* _THE PROBLEM_
Reproduce all entries precisely as they are written.

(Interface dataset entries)

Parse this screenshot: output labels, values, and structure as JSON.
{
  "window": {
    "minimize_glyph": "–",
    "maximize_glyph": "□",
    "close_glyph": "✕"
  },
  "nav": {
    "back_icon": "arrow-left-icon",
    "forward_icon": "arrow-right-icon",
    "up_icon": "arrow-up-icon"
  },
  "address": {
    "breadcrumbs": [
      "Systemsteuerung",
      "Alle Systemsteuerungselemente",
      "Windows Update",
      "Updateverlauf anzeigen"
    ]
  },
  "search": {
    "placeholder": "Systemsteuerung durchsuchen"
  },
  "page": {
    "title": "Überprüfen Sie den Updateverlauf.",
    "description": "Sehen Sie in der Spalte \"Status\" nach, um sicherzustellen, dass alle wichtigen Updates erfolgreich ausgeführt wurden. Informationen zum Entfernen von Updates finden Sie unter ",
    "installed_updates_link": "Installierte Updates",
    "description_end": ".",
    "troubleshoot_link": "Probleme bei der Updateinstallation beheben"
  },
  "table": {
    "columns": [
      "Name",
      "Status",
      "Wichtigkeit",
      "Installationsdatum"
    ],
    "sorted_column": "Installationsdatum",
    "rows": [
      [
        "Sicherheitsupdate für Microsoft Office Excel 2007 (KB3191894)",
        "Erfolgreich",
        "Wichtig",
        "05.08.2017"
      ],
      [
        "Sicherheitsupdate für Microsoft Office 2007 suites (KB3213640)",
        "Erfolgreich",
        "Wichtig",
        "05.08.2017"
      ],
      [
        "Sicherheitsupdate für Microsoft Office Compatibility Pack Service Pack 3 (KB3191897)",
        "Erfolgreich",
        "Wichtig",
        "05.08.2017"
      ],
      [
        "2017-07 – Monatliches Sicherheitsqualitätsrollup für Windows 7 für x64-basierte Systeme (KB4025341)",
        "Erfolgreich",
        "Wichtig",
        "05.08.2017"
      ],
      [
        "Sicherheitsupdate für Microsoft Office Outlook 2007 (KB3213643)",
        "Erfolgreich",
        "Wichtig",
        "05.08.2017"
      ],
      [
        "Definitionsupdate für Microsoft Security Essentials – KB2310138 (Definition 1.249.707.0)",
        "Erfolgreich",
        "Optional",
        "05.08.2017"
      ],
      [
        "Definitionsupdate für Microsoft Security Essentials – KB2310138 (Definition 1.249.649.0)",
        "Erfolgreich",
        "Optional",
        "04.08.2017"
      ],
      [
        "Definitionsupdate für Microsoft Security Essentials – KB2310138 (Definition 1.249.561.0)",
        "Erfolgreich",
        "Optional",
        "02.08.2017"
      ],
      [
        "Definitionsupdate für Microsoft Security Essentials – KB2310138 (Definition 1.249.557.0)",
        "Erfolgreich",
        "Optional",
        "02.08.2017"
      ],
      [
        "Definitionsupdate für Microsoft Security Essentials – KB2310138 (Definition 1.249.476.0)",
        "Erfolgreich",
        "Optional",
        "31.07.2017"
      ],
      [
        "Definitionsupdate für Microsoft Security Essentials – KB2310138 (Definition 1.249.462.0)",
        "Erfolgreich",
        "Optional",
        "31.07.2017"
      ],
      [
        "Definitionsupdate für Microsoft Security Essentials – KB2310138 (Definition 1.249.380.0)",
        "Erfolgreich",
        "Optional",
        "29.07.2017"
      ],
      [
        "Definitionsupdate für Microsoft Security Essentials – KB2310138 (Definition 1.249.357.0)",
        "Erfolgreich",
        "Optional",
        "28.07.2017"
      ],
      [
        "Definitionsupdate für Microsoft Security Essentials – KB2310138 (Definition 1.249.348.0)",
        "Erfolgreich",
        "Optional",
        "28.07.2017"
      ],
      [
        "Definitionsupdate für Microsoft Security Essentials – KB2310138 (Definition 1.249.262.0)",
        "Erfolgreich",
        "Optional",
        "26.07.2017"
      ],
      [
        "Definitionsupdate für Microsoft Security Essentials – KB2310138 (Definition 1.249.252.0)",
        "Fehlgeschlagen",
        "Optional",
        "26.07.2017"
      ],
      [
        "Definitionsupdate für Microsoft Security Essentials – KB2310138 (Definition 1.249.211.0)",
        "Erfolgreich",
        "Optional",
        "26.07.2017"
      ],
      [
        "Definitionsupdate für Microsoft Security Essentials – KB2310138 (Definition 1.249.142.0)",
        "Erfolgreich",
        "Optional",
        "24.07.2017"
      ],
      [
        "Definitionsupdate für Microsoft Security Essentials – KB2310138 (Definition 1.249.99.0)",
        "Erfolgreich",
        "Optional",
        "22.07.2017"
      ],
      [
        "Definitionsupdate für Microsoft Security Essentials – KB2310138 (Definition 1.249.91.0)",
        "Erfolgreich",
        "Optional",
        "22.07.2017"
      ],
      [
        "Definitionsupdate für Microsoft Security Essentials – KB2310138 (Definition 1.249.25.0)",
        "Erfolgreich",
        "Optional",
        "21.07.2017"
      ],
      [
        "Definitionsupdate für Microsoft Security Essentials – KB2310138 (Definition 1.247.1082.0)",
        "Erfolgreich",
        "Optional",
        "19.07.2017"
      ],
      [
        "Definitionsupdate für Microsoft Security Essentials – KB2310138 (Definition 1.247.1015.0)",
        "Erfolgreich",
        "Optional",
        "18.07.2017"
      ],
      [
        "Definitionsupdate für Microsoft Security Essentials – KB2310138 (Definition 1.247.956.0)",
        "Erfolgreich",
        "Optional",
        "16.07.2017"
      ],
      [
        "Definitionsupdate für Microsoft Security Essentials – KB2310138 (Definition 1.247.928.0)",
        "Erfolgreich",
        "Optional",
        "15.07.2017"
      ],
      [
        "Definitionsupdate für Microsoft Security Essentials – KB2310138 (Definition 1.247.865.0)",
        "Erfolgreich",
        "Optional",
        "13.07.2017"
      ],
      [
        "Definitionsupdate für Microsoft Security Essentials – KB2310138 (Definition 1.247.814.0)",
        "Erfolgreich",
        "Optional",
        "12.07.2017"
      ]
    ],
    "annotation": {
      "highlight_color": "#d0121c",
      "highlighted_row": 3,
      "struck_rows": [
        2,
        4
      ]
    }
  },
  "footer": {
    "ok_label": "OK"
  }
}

* _WORKED SOLUTION_
Parse this screenshot: output labels, values, and structure as JSON.
{
  "window": {
    "minimize_glyph": "–",
    "maximize_glyph": "□",
    "close_glyph": "✕"
  },
  "nav": {
    "back_icon": "arrow-left-icon",
    "forward_icon": "arrow-right-icon",
    "up_icon": "arrow-up-icon"
  },
  "address": {
    "breadcrumbs": [
      "Systemsteuerung",
      "Alle Systemsteuerungselemente",
      "Windows Update",
      "Updateverlauf anzeigen"
    ]
  },
  "search": {
    "placeholder": "Systemsteuerung durchsuchen"
  },
  "page": {
    "title": "Überprüfen Sie den Updateverlauf.",
    "description": "Sehen Sie in der Spalte \"Status\" nach, um sicherzustellen, dass alle wichtigen Updates erfolgreich ausgeführt wurden. Informationen zum Entfernen von Updates finden Sie unter ",
    "installed_updates_link": "Installierte Updates",
    "description_end": ".",
    "troubleshoot_link": "Probleme bei der Updateinstallation beheben"
  },
  "table": {
    "columns": [
      "Name",
      "Status",
      "Wichtigkeit",
      "Installationsdatum"
    ],
    "sorted_column": "Installationsdatum",
    "rows": [
      [
        "Sicherheitsupdate für Microsoft Office Excel 2007 (KB3191894)",
        "Erfolgreich",
        "Wichtig",
        "05.08.2017"
      ],
      [
        "Sicherheitsupdate für Microsoft Office 2007 suites (KB3213640)",
        "Erfolgreich",
        "Wichtig",
        "05.08.2017"
      ],
      [
        "Sicherheitsupdate für Microsoft Office Compatibility Pack Service Pack 3 (KB3191897)",
        "Erfolgreich",
        "Wichtig",
        "05.08.2017"
      ],
      [
        "2017-07 – Monatliches Sicherheitsqualitätsrollup für Windows 7 für x64-basierte Systeme (KB4025341)",
        "Erfolgreich",
        "Wichtig",
        "05.08.2017"
      ],
      [
        "Sicherheitsupdate für Microsoft Office Outlook 2007 (KB3213643)",
        "Erfolgreich",
        "Wichtig",
        "05.08.2017"
      ],
      [
        "Definitionsupdate für Microsoft Security Essentials – KB2310138 (Definition 1.249.707.0)",
        "Erfolgreich",
        "Optional",
        "05.08.2017"
      ],
      [
        "Definitionsupdate für Microsoft Security Essentials – KB2310138 (Definition 1.249.649.0)",
        "Erfolgreich",
        "Optional",
        "04.08.2017"
      ],
      [
        "Definitionsupdate für Microsoft Security Essentials – KB2310138 (Definition 1.249.561.0)",
        "Erfolgreich",
        "Optional",
        "02.08.2017"
      ],
      [
        "Definitionsupdate für Microsoft Security Essentials – KB2310138 (Definition 1.249.557.0)",
        "Erfolgreich",
        "Optional",
        "02.08.2017"
      ],
      [
        "Definitionsupdate für Microsoft Security Essentials – KB2310138 (Definition 1.249.476.0)",
        "Erfolgreich",
        "Optional",
        "31.07.2017"
      ],
      [
        "Definitionsupdate für Microsoft Security Essentials – KB2310138 (Definition 1.249.462.0)",
        "Erfolgreich",
        "Optional",
        "31.07.2017"
      ],
      [
        "Definitionsupdate für Microsoft Security Essentials – KB2310138 (Definition 1.249.380.0)",
        "Erfolgreich",
        "Optional",
        "29.07.2017"
      ],
      [
        "Definitionsupdate für Microsoft Security Essentials – KB2310138 (Definition 1.249.357.0)",
        "Erfolgreich",
        "Optional",
        "28.07.2017"
      ],
      [
        "Definitionsupdate für Microsoft Security Essentials – KB2310138 (Definition 1.249.348.0)",
        "Erfolgreich",
        "Optional",
        "28.07.2017"
      ],
      [
        "Definitionsupdate für Microsoft Security Essentials – KB2310138 (Definition 1.249.262.0)",
        "Erfolgreich",
        "Optional",
        "26.07.2017"
      ],
      [
        "Definitionsupdate für Microsoft Security Essentials – KB2310138 (Definition 1.249.252.0)",
        "Fehlgeschlagen",
        "Optional",
        "26.07.2017"
      ],
      [
        "Definitionsupdate für Microsoft Security Essentials – KB2310138 (Definition 1.249.211.0)",
        "Erfolgreich",
        "Optional",
        "26.07.2017"
      ],
      [
        "Definitionsupdate für Microsoft Security Essentials – KB2310138 (Definition 1.249.142.0)",
        "Erfolgreich",
        "Optional",
        "24.07.2017"
      ],
      [
        "Definitionsupdate für Microsoft Security Essentials – KB2310138 (Definition 1.249.99.0)",
        "Erfolgreich",
        "Optional",
        "22.07.2017"
      ],
      [
        "Definitionsupdate für Microsoft Security Essentials – KB2310138 (Definition 1.249.91.0)",
        "Erfolgreich",
        "Optional",
        "22.07.2017"
      ],
      [
        "Definitionsupdate für Microsoft Security Essentials – KB2310138 (Definition 1.249.25.0)",
        "Erfolgreich",
        "Optional",
        "21.07.2017"
      ],
      [
        "Definitionsupdate für Microsoft Security Essentials – KB2310138 (Definition 1.247.1082.0)",
        "Erfolgreich",
        "Optional",
        "19.07.2017"
      ],
      [
        "Definitionsupdate für Microsoft Security Essentials – KB2310138 (Definition 1.247.1015.0)",
        "Erfolgreich",
        "Optional",
        "18.07.2017"
      ],
      [
        "Definitionsupdate für Microsoft Security Essentials – KB2310138 (Definition 1.247.956.0)",
        "Erfolgreich",
        "Optional",
        "16.07.2017"
      ],
      [
        "Definitionsupdate für Microsoft Security Essentials – KB2310138 (Definition 1.247.928.0)",
        "Erfolgreich",
        "Optional",
        "15.07.2017"
      ],
      [
        "Definitionsupdate für Microsoft Security Essentials – KB2310138 (Definition 1.247.865.0)",
        "Erfolgreich",
        "Optional",
        "13.07.2017"
      ],
      [
        "Definitionsupdate für Microsoft Security Essentials – KB2310138 (Definition 1.247.814.0)",
        "Erfolgreich",
        "Optional",
        "12.07.2017"
      ]
    ],
    "annotation": {
      "highlight_color": "#d0121c",
      "highlighted_row": 3,
      "struck_rows": [
        2,
        4
      ]
    }
  },
  "footer": {
    "ok_label": "OK"
  }
}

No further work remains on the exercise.